My great grandfather came to the US to make a place for my great grandmother and settled in Clinton IN (they later moved to Belgiumtown in Illinois). He took a job in the coal mines – which is not easy work, and made a home for the rest of his family to come over and settle at.  He passed away when my grandmother was just a couple years old of the flu of 1918, leaving my great grandmother a widow with 10 kids and no means of support.  My great grandmother went on to raise a garden – they ate what they could raise, clean houses for some of the widowers, and her sons that were still unmarried and were old enough to go to work in the mines took jobs.  At the time though, the oldest children were less than 18 years old….

My grandmother ended up being the only child to go on to high school and as the youngest all her siblings contributed some money for her to get to attend.  She finished high school and became a kindergarten teacher.  Grandma borrowed books and did what she could to get through school….
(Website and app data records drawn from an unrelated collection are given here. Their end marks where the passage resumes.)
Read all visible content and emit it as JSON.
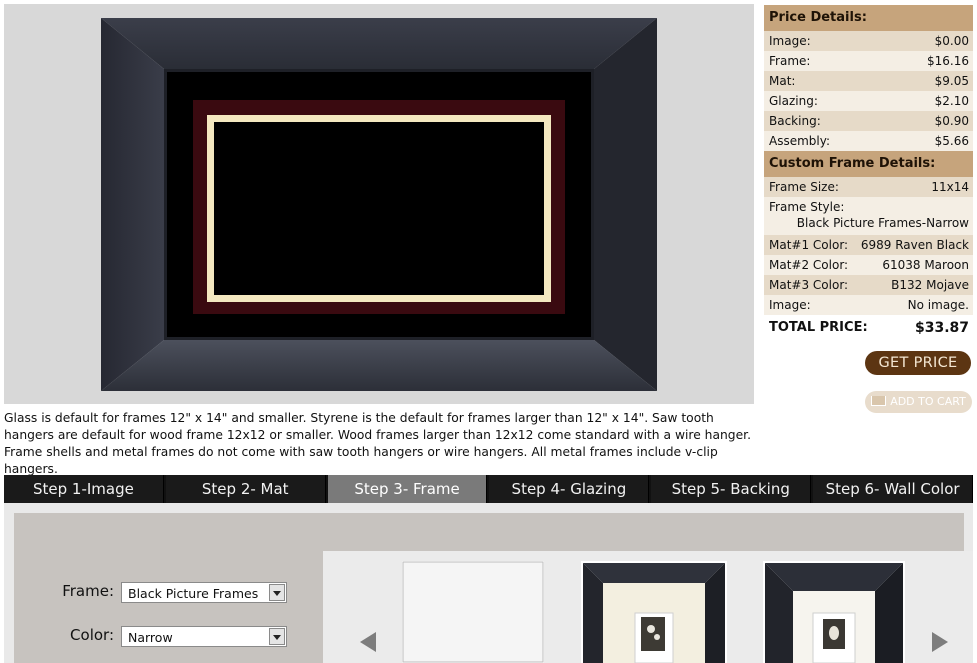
{
  "preview": {
    "notice": "Glass is default for frames 12\" x 14\" and smaller. Styrene is the default for frames larger than 12\" x 14\". Saw tooth hangers are default for wood frame 12x12 or smaller. Wood frames larger than 12x12 come standard with a wire hanger. Frame shells and metal frames do not come with saw tooth hangers or wire hangers. All metal frames include v-clip hangers."
  },
  "price_details": {
    "title": "Price Details:",
    "rows": [
      {
        "label": "Image:",
        "value": "$0.00"
      },
      {
        "label": "Frame:",
        "value": "$16.16"
      },
      {
        "label": "Mat:",
        "value": "$9.05"
      },
      {
        "label": "Glazing:",
        "value": "$2.10"
      },
      {
        "label": "Backing:",
        "value": "$0.90"
      },
      {
        "label": "Assembly:",
        "value": "$5.66"
      }
    ]
  },
  "custom_details": {
    "title": "Custom Frame Details:",
    "frame_size": {
      "label": "Frame Size:",
      "value": "11x14"
    },
    "frame_style": {
      "label": "Frame Style:",
      "value": "Black Picture Frames-Narrow"
    },
    "mat1": {
      "label": "Mat#1 Color:",
      "value": "6989 Raven Black"
    },
    "mat2": {
      "label": "Mat#2 Color:",
      "value": "61038 Maroon"
    },
    "mat3": {
      "label": "Mat#3 Color:",
      "value": "B132 Mojave"
    },
    "image": {
      "label": "Image:",
      "value": "No image."
    }
  },
  "total": {
    "label": "TOTAL PRICE:",
    "value": "$33.87"
  },
  "buttons": {
    "get_price": "GET PRICE",
    "add_to_cart": "ADD TO CART"
  },
  "steps": [
    {
      "label": "Step 1-Image"
    },
    {
      "label": "Step 2- Mat"
    },
    {
      "label": "Step 3- Frame",
      "active": true
    },
    {
      "label": "Step 4- Glazing"
    },
    {
      "label": "Step 5- Backing"
    },
    {
      "label": "Step 6- Wall Color"
    }
  ],
  "options": {
    "frame_label": "Frame:",
    "frame_value": "Black Picture Frames",
    "color_label": "Color:",
    "color_value": "Narrow"
  },
  "icons": {
    "cart": "cart-icon",
    "select_arrow": "chevron-down-icon",
    "gallery_prev": "arrow-left-icon",
    "gallery_next": "arrow-right-icon"
  },
  "colors": {
    "header_tan": "#c6a47c",
    "button_brown": "#5c3512",
    "step_active": "#7a7a7a",
    "mat_black": "#000000",
    "mat_maroon": "#3a0a10",
    "mat_mojave": "#f4e8c0"
  }
}
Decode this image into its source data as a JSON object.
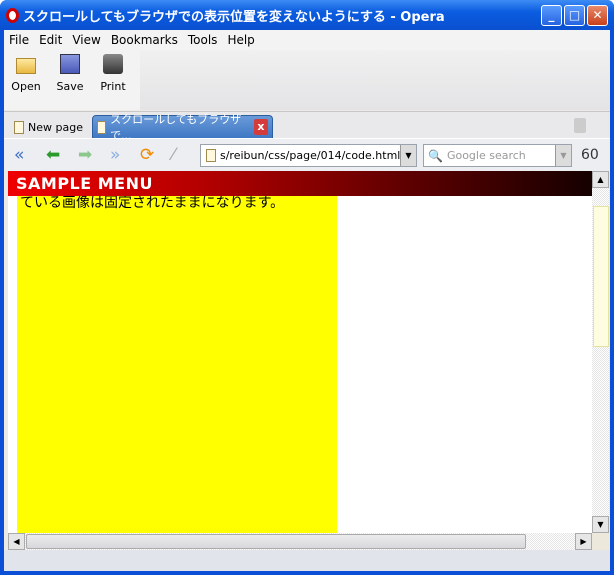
{
  "window": {
    "title": "スクロールしてもブラウザでの表示位置を変えないようにする - Opera"
  },
  "menu": [
    "File",
    "Edit",
    "View",
    "Bookmarks",
    "Tools",
    "Help"
  ],
  "toolbar": {
    "open": "Open",
    "save": "Save",
    "print": "Print"
  },
  "tabs": {
    "new_page": "New page",
    "active": "スクロールしてもブラウザで..."
  },
  "address": {
    "url": "s/reibun/css/page/014/code.html",
    "search_placeholder": "Google search"
  },
  "page": {
    "header": "SAMPLE MENU",
    "text": "ている画像は固定されたままになります。"
  },
  "colors": {
    "yellow": "#ffff00",
    "header_start": "#f00000",
    "header_end": "#150000"
  }
}
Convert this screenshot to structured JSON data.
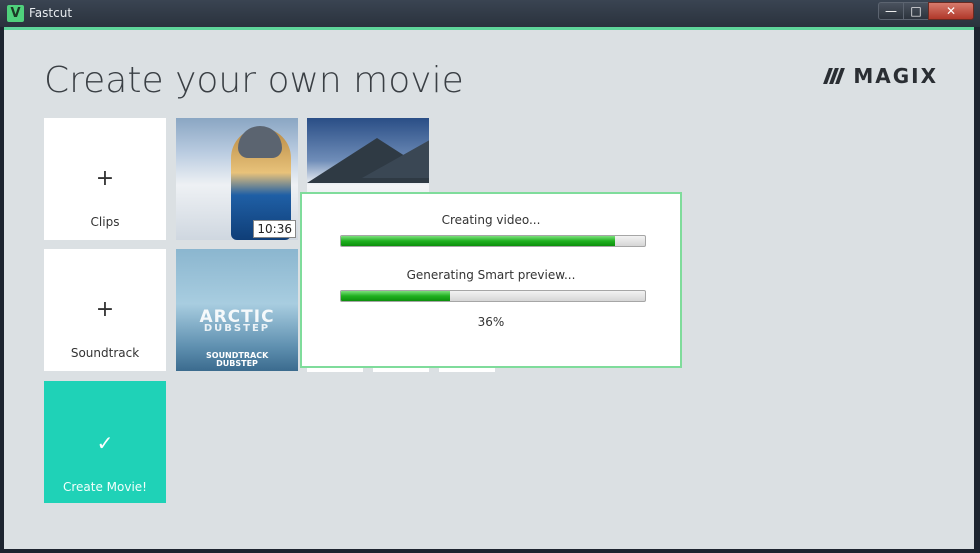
{
  "window": {
    "app_name": "Fastcut",
    "app_icon_letter": "V",
    "controls": {
      "minimize": "—",
      "maximize": "□",
      "close": "✕"
    }
  },
  "header": {
    "title": "Create your own movie",
    "brand": "MAGIX"
  },
  "tiles": {
    "clips": {
      "icon": "+",
      "label": "Clips"
    },
    "soundtrack": {
      "icon": "+",
      "label": "Soundtrack"
    },
    "create": {
      "icon": "✓",
      "label": "Create Movie!"
    }
  },
  "media": {
    "clip1_duration": "10:36",
    "soundtrack_title": "ARCTIC",
    "soundtrack_subtitle": "DUBSTEP",
    "soundtrack_badge_line1": "SOUNDTRACK",
    "soundtrack_badge_line2": "DUBSTEP"
  },
  "progress_dialog": {
    "task1_label": "Creating video...",
    "task1_progress": 0.9,
    "task2_label": "Generating Smart preview...",
    "task2_progress": 0.36,
    "task2_percent": "36%"
  },
  "colors": {
    "accent_teal": "#1fd2b7",
    "progress_green": "#20b020",
    "dialog_border": "#7fdc9b"
  }
}
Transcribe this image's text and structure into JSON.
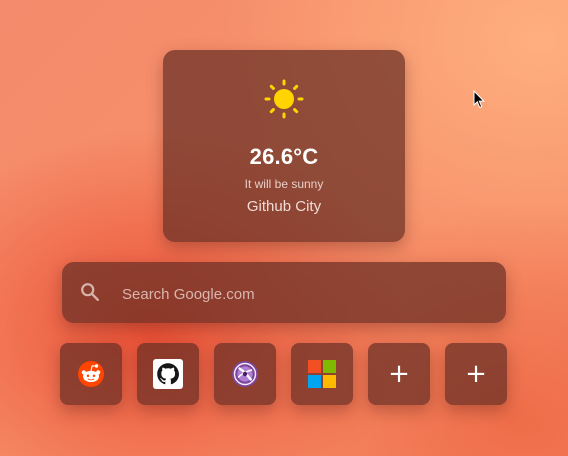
{
  "weather": {
    "icon": "sun-icon",
    "temperature": "26.6°C",
    "description": "It will be sunny",
    "city": "Github City",
    "icon_color": "#ffd400"
  },
  "search": {
    "icon": "search-icon",
    "placeholder": "Search Google.com"
  },
  "shortcuts": [
    {
      "name": "reddit",
      "icon": "reddit-icon"
    },
    {
      "name": "github",
      "icon": "github-icon"
    },
    {
      "name": "tor-browser",
      "icon": "tor-browser-icon"
    },
    {
      "name": "microsoft",
      "icon": "microsoft-icon"
    },
    {
      "name": "add",
      "icon": "plus-icon",
      "label": "+"
    },
    {
      "name": "add",
      "icon": "plus-icon",
      "label": "+"
    }
  ],
  "colors": {
    "card_background": "rgba(104,46,36,0.72)",
    "reddit": "#ff4500",
    "microsoft": [
      "#f25022",
      "#7fba00",
      "#00a4ef",
      "#ffb900"
    ]
  }
}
Each time I see the recent news against different immigrants coming into the US, I can’t help but be reminded of how my great grandparents were treated – especially during the World Wars when Italy was at odds with the US.  My ancestors had sworn allegiance to the US, but were still viewed as suspect.  I feel the times weren’t as dangerous then as they are now with the current acts of terrorism, but treating any American that has a certain genetic makeup as if they are not 100% American is not following the ideals this country was founded on.

Give me your tired, your poor, your huddled masses yearning to breathe free.”

This country was founded to be a great American melting pot.  Everyone in the US (other than the Native American’s) is descended from an Immigrant.  They may have come before the country was founded but they still came over from another country.  It amazes me that being here first seems to give some people the feeling that they are able to choose how to treat other groups.

All in all though I do still feel proud of my genetic background, but I’m also proud that I am 100% American also.  Being American will not stop me from following the traditions and researching more about the groups that I descended from.